**DIRECTIONS FOR THIS TASK**
What you return must match the listing below character for character, minus any pictures.

**DATA SHOWN**
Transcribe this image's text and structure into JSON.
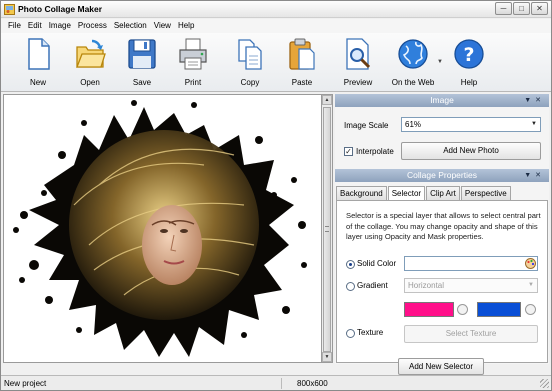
{
  "window": {
    "title": "Photo Collage Maker",
    "controls": [
      "─",
      "□",
      "✕"
    ]
  },
  "menu": [
    "File",
    "Edit",
    "Image",
    "Process",
    "Selection",
    "View",
    "Help"
  ],
  "toolbar": [
    {
      "label": "New",
      "icon": "new-document-icon"
    },
    {
      "label": "Open",
      "icon": "open-folder-icon"
    },
    {
      "label": "Save",
      "icon": "floppy-disk-icon"
    },
    {
      "label": "Print",
      "icon": "printer-icon"
    },
    {
      "label": "Copy",
      "icon": "copy-icon"
    },
    {
      "label": "Paste",
      "icon": "paste-clipboard-icon"
    },
    {
      "label": "Preview",
      "icon": "preview-magnifier-icon"
    },
    {
      "label": "On the Web",
      "icon": "globe-icon"
    },
    {
      "label": "Help",
      "icon": "help-question-icon"
    }
  ],
  "image_panel": {
    "header": "Image",
    "scale_label": "Image Scale",
    "scale_value": "61%",
    "interpolate_label": "Interpolate",
    "interpolate_checked": true,
    "add_photo_button": "Add New Photo"
  },
  "collage_panel": {
    "header": "Collage Properties",
    "tabs": [
      "Background",
      "Selector",
      "Clip Art",
      "Perspective"
    ],
    "active_tab": "Selector",
    "description": "Selector is a special layer that allows to select central part of the collage. You may change opacity and shape of this layer using Opacity and Mask properties.",
    "solid_color_label": "Solid Color",
    "gradient_label": "Gradient",
    "gradient_value": "Horizontal",
    "texture_label": "Texture",
    "select_texture_button": "Select Texture",
    "add_selector_button": "Add New Selector",
    "selected_option": "Solid Color",
    "colors": {
      "gradient_start": "#ff0f8a",
      "gradient_end": "#0a4fd6"
    }
  },
  "status": {
    "left": "New project",
    "right": "800x600"
  },
  "colors": {
    "panel_header": "#9aadc6",
    "canvas_bg": "#ffffff"
  }
}
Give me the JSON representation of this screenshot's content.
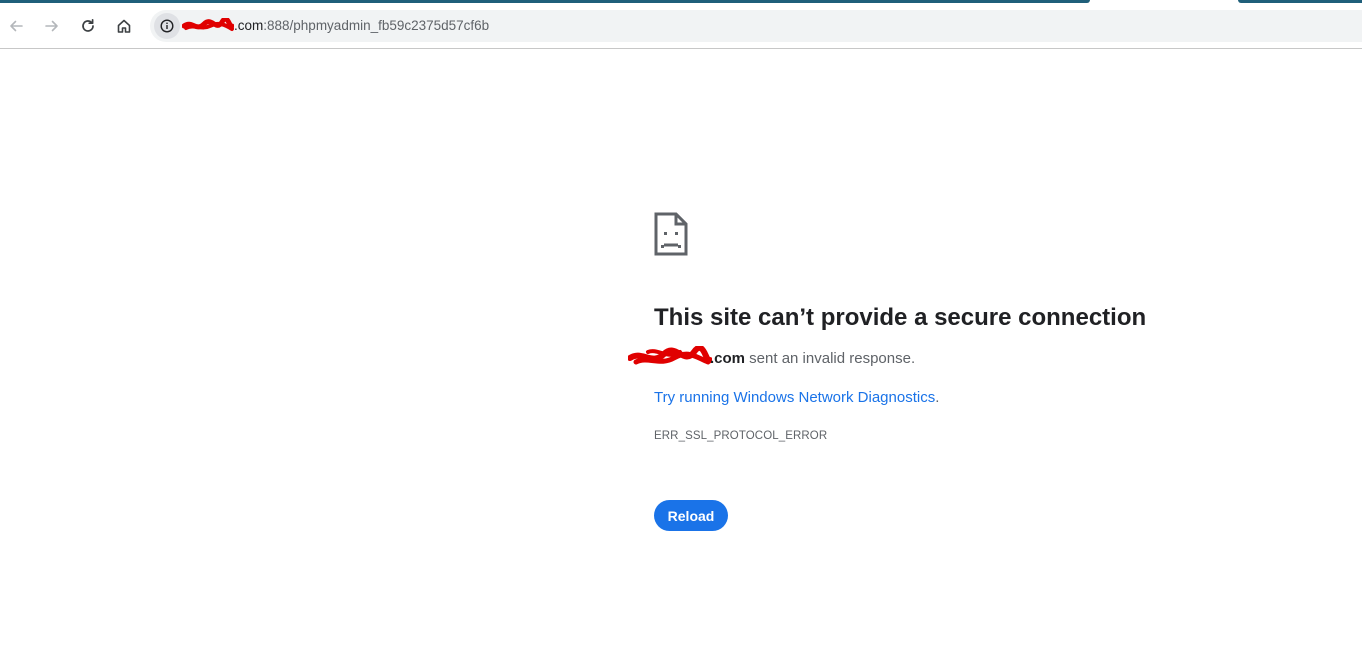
{
  "browser": {
    "url_host_suffix": ".com",
    "url_rest": ":888/phpmyadmin_fb59c2375d57cf6b",
    "icons": {
      "back": "arrow-left-icon",
      "forward": "arrow-right-icon",
      "reload": "reload-icon",
      "home": "home-icon",
      "site_info": "info-icon"
    },
    "accent_color": "#1f5f7a"
  },
  "error_page": {
    "icon": "sad-page-icon",
    "headline": "This site can’t provide a secure connection",
    "host_suffix": ".com",
    "message": " sent an invalid response.",
    "diagnostics_link": "Try running Windows Network Diagnostics",
    "diagnostics_period": ".",
    "error_code": "ERR_SSL_PROTOCOL_ERROR",
    "reload_label": "Reload",
    "button_color": "#1a73e8"
  }
}
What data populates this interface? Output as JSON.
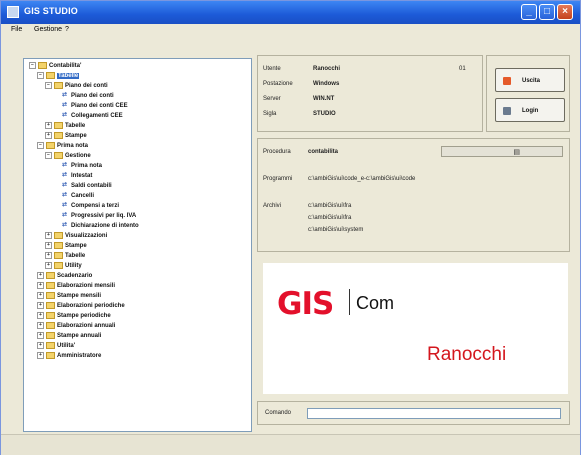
{
  "window": {
    "title": "GIS STUDIO"
  },
  "menu": {
    "items": [
      "File",
      "Gestione",
      "?"
    ]
  },
  "tree": {
    "nodes": [
      {
        "label": "Contabilita'",
        "level": 0,
        "kind": "folder",
        "expander": "−"
      },
      {
        "label": "Tabelle",
        "level": 1,
        "kind": "folder",
        "expander": "−",
        "selected": true
      },
      {
        "label": "Piano dei conti",
        "level": 2,
        "kind": "folder",
        "expander": "−"
      },
      {
        "label": "Piano dei conti",
        "level": 3,
        "kind": "doc"
      },
      {
        "label": "Piano dei conti CEE",
        "level": 3,
        "kind": "doc"
      },
      {
        "label": "Collegamenti CEE",
        "level": 3,
        "kind": "doc"
      },
      {
        "label": "Tabelle",
        "level": 2,
        "kind": "folder",
        "expander": "+"
      },
      {
        "label": "Stampe",
        "level": 2,
        "kind": "folder",
        "expander": "+"
      },
      {
        "label": "Prima nota",
        "level": 1,
        "kind": "folder",
        "expander": "−"
      },
      {
        "label": "Gestione",
        "level": 2,
        "kind": "folder",
        "expander": "−"
      },
      {
        "label": "Prima nota",
        "level": 3,
        "kind": "doc"
      },
      {
        "label": "Intestat",
        "level": 3,
        "kind": "doc"
      },
      {
        "label": "Saldi contabili",
        "level": 3,
        "kind": "doc"
      },
      {
        "label": "Cancelli",
        "level": 3,
        "kind": "doc"
      },
      {
        "label": "Compensi a terzi",
        "level": 3,
        "kind": "doc"
      },
      {
        "label": "Progressivi per liq. IVA",
        "level": 3,
        "kind": "doc"
      },
      {
        "label": "Dichiarazione di intento",
        "level": 3,
        "kind": "doc"
      },
      {
        "label": "Visualizzazioni",
        "level": 2,
        "kind": "folder",
        "expander": "+"
      },
      {
        "label": "Stampe",
        "level": 2,
        "kind": "folder",
        "expander": "+"
      },
      {
        "label": "Tabelle",
        "level": 2,
        "kind": "folder",
        "expander": "+"
      },
      {
        "label": "Utility",
        "level": 2,
        "kind": "folder",
        "expander": "+"
      },
      {
        "label": "Scadenzario",
        "level": 1,
        "kind": "folder",
        "expander": "+"
      },
      {
        "label": "Elaborazioni mensili",
        "level": 1,
        "kind": "folder",
        "expander": "+"
      },
      {
        "label": "Stampe mensili",
        "level": 1,
        "kind": "folder",
        "expander": "+"
      },
      {
        "label": "Elaborazioni periodiche",
        "level": 1,
        "kind": "folder",
        "expander": "+"
      },
      {
        "label": "Stampe periodiche",
        "level": 1,
        "kind": "folder",
        "expander": "+"
      },
      {
        "label": "Elaborazioni annuali",
        "level": 1,
        "kind": "folder",
        "expander": "+"
      },
      {
        "label": "Stampe annuali",
        "level": 1,
        "kind": "folder",
        "expander": "+"
      },
      {
        "label": "Utilita'",
        "level": 1,
        "kind": "folder",
        "expander": "+"
      },
      {
        "label": "Amministratore",
        "level": 1,
        "kind": "folder",
        "expander": "+"
      }
    ]
  },
  "info": {
    "utente_label": "Utente",
    "utente_value": "Ranocchi",
    "postazione_label": "Postazione",
    "postazione_value": "Windows",
    "server_label": "Server",
    "server_value": "WIN.NT",
    "sigla_label": "Sigla",
    "sigla_value": "STUDIO",
    "id_value": "01"
  },
  "buttons": {
    "exit_label": "Uscita",
    "login_label": "Login"
  },
  "process": {
    "procedura_label": "Procedura",
    "procedura_value": "contabilita",
    "programmi_label": "Programmi",
    "programmi_value": "c:\\ambiGis\\ui\\code_e-c:\\ambiGis\\ui\\code",
    "archivi_label": "Archivi",
    "archivi_values": [
      "c:\\ambiGis\\ui\\fra",
      "c:\\ambiGis\\ui\\fra",
      "c:\\ambiGis\\ui\\system"
    ]
  },
  "logo": {
    "brand": "GIS",
    "product": "Com",
    "company": "Ranocchi"
  },
  "command": {
    "label": "Comando",
    "value": ""
  },
  "colors": {
    "title_blue": "#1c5ad8",
    "selection": "#316ac5",
    "logo_red": "#e3102b",
    "face": "#ece9d8"
  }
}
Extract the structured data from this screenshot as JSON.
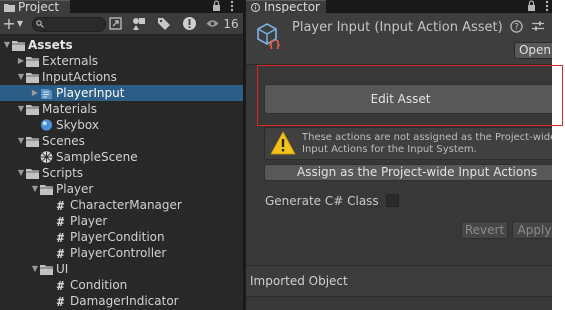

**RESPONSE AREA**
Transcribe this image's text and structure into JSON.
{
  "window": {
    "title": "Photo Collage Maker",
    "controls": [
      "─",
      "□",
      "✕"
    ]
  },
  "menu": [
    "File",
    "Edit",
    "Image",
    "Process",
    "Selection",
    "View",
    "Help"
  ],
  "toolbar": [
    {
      "label": "New",
      "icon": "new-document-icon"
    },
    {
      "label": "Open",
      "icon": "open-folder-icon"
    },
    {
      "label": "Save",
      "icon": "floppy-disk-icon"
    },
    {
      "label": "Print",
      "icon": "printer-icon"
    },
    {
      "label": "Copy",
      "icon": "copy-icon"
    },
    {
      "label": "Paste",
      "icon": "paste-clipboard-icon"
    },
    {
      "label": "Preview",
      "icon": "preview-magnifier-icon"
    },
    {
      "label": "On the Web",
      "icon": "globe-icon"
    },
    {
      "label": "Help",
      "icon": "help-question-icon"
    }
  ],
  "image_panel": {
    "header": "Image",
    "scale_label": "Image Scale",
    "scale_value": "61%",
    "interpolate_label": "Interpolate",
    "interpolate_checked": true,
    "add_photo_button": "Add New Photo"
  },
  "collage_panel": {
    "header": "Collage Properties",
    "tabs": [
      "Background",
      "Selector",
      "Clip Art",
      "Perspective"
    ],
    "active_tab": "Selector",
    "description": "Selector is a special layer that allows to select central part of the collage. You may change opacity and shape of this layer using Opacity and Mask properties.",
    "solid_color_label": "Solid Color",
    "gradient_label": "Gradient",
    "gradient_value": "Horizontal",
    "texture_label": "Texture",
    "select_texture_button": "Select Texture",
    "add_selector_button": "Add New Selector",
    "selected_option": "Solid Color",
    "colors": {
      "gradient_start": "#ff0f8a",
      "gradient_end": "#0a4fd6"
    }
  },
  "status": {
    "left": "New project",
    "right": "800x600"
  },
  "colors": {
    "panel_header": "#9aadc6",
    "canvas_bg": "#ffffff"
  }
}
Give me the JSON representation of this screenshot's content.
{
  "browser": {
    "url_host_suffix": ".com",
    "url_rest": ":888/phpmyadmin_fb59c2375d57cf6b",
    "icons": {
      "back": "arrow-left-icon",
      "forward": "arrow-right-icon",
      "reload": "reload-icon",
      "home": "home-icon",
      "site_info": "info-icon"
    },
    "accent_color": "#1f5f7a"
  },
  "error_page": {
    "icon": "sad-page-icon",
    "headline": "This site can’t provide a secure connection",
    "host_suffix": ".com",
    "message": " sent an invalid response.",
    "diagnostics_link": "Try running Windows Network Diagnostics",
    "diagnostics_period": ".",
    "error_code": "ERR_SSL_PROTOCOL_ERROR",
    "reload_label": "Reload",
    "button_color": "#1a73e8"
  }
}
What data populates this interface? Output as JSON.
{
  "window": {
    "title": "GIS STUDIO"
  },
  "menu": {
    "items": [
      "File",
      "Gestione",
      "?"
    ]
  },
  "tree": {
    "nodes": [
      {
        "label": "Contabilita'",
        "level": 0,
        "kind": "folder",
        "expander": "−"
      },
      {
        "label": "Tabelle",
        "level": 1,
        "kind": "folder",
        "expander": "−",
        "selected": true
      },
      {
        "label": "Piano dei conti",
        "level": 2,
        "kind": "folder",
        "expander": "−"
      },
      {
        "label": "Piano dei conti",
        "level": 3,
        "kind": "doc"
      },
      {
        "label": "Piano dei conti CEE",
        "level": 3,
        "kind": "doc"
      },
      {
        "label": "Collegamenti CEE",
        "level": 3,
        "kind": "doc"
      },
      {
        "label": "Tabelle",
        "level": 2,
        "kind": "folder",
        "expander": "+"
      },
      {
        "label": "Stampe",
        "level": 2,
        "kind": "folder",
        "expander": "+"
      },
      {
        "label": "Prima nota",
        "level": 1,
        "kind": "folder",
        "expander": "−"
      },
      {
        "label": "Gestione",
        "level": 2,
        "kind": "folder",
        "expander": "−"
      },
      {
        "label": "Prima nota",
        "level": 3,
        "kind": "doc"
      },
      {
        "label": "Intestat",
        "level": 3,
        "kind": "doc"
      },
      {
        "label": "Saldi contabili",
        "level": 3,
        "kind": "doc"
      },
      {
        "label": "Cancelli",
        "level": 3,
        "kind": "doc"
      },
      {
        "label": "Compensi a terzi",
        "level": 3,
        "kind": "doc"
      },
      {
        "label": "Progressivi per liq. IVA",
        "level": 3,
        "kind": "doc"
      },
      {
        "label": "Dichiarazione di intento",
        "level": 3,
        "kind": "doc"
      },
      {
        "label": "Visualizzazioni",
        "level": 2,
        "kind": "folder",
        "expander": "+"
      },
      {
        "label": "Stampe",
        "level": 2,
        "kind": "folder",
        "expander": "+"
      },
      {
        "label": "Tabelle",
        "level": 2,
        "kind": "folder",
        "expander": "+"
      },
      {
        "label": "Utility",
        "level": 2,
        "kind": "folder",
        "expander": "+"
      },
      {
        "label": "Scadenzario",
        "level": 1,
        "kind": "folder",
        "expander": "+"
      },
      {
        "label": "Elaborazioni mensili",
        "level": 1,
        "kind": "folder",
        "expander": "+"
      },
      {
        "label": "Stampe mensili",
        "level": 1,
        "kind": "folder",
        "expander": "+"
      },
      {
        "label": "Elaborazioni periodiche",
        "level": 1,
        "kind": "folder",
        "expander": "+"
      },
      {
        "label": "Stampe periodiche",
        "level": 1,
        "kind": "folder",
        "expander": "+"
      },
      {
        "label": "Elaborazioni annuali",
        "level": 1,
        "kind": "folder",
        "expander": "+"
      },
      {
        "label": "Stampe annuali",
        "level": 1,
        "kind": "folder",
        "expander": "+"
      },
      {
        "label": "Utilita'",
        "level": 1,
        "kind": "folder",
        "expander": "+"
      },
      {
        "label": "Amministratore",
        "level": 1,
        "kind": "folder",
        "expander": "+"
      }
    ]
  },
  "info": {
    "utente_label": "Utente",
    "utente_value": "Ranocchi",
    "postazione_label": "Postazione",
    "postazione_value": "Windows",
    "server_label": "Server",
    "server_value": "WIN.NT",
    "sigla_label": "Sigla",
    "sigla_value": "STUDIO",
    "id_value": "01"
  },
  "buttons": {
    "exit_label": "Uscita",
    "login_label": "Login"
  },
  "process": {
    "procedura_label": "Procedura",
    "procedura_value": "contabilita",
    "programmi_label": "Programmi",
    "programmi_value": "c:\\ambiGis\\ui\\code_e-c:\\ambiGis\\ui\\code",
    "archivi_label": "Archivi",
    "archivi_values": [
      "c:\\ambiGis\\ui\\fra",
      "c:\\ambiGis\\ui\\fra",
      "c:\\ambiGis\\ui\\system"
    ]
  },
  "logo": {
    "brand": "GIS",
    "product": "Com",
    "company": "Ranocchi"
  },
  "command": {
    "label": "Comando",
    "value": ""
  },
  "colors": {
    "title_blue": "#1c5ad8",
    "selection": "#316ac5",
    "logo_red": "#e3102b",
    "face": "#ece9d8"
  }
}
Extract the structured data from this screenshot as JSON.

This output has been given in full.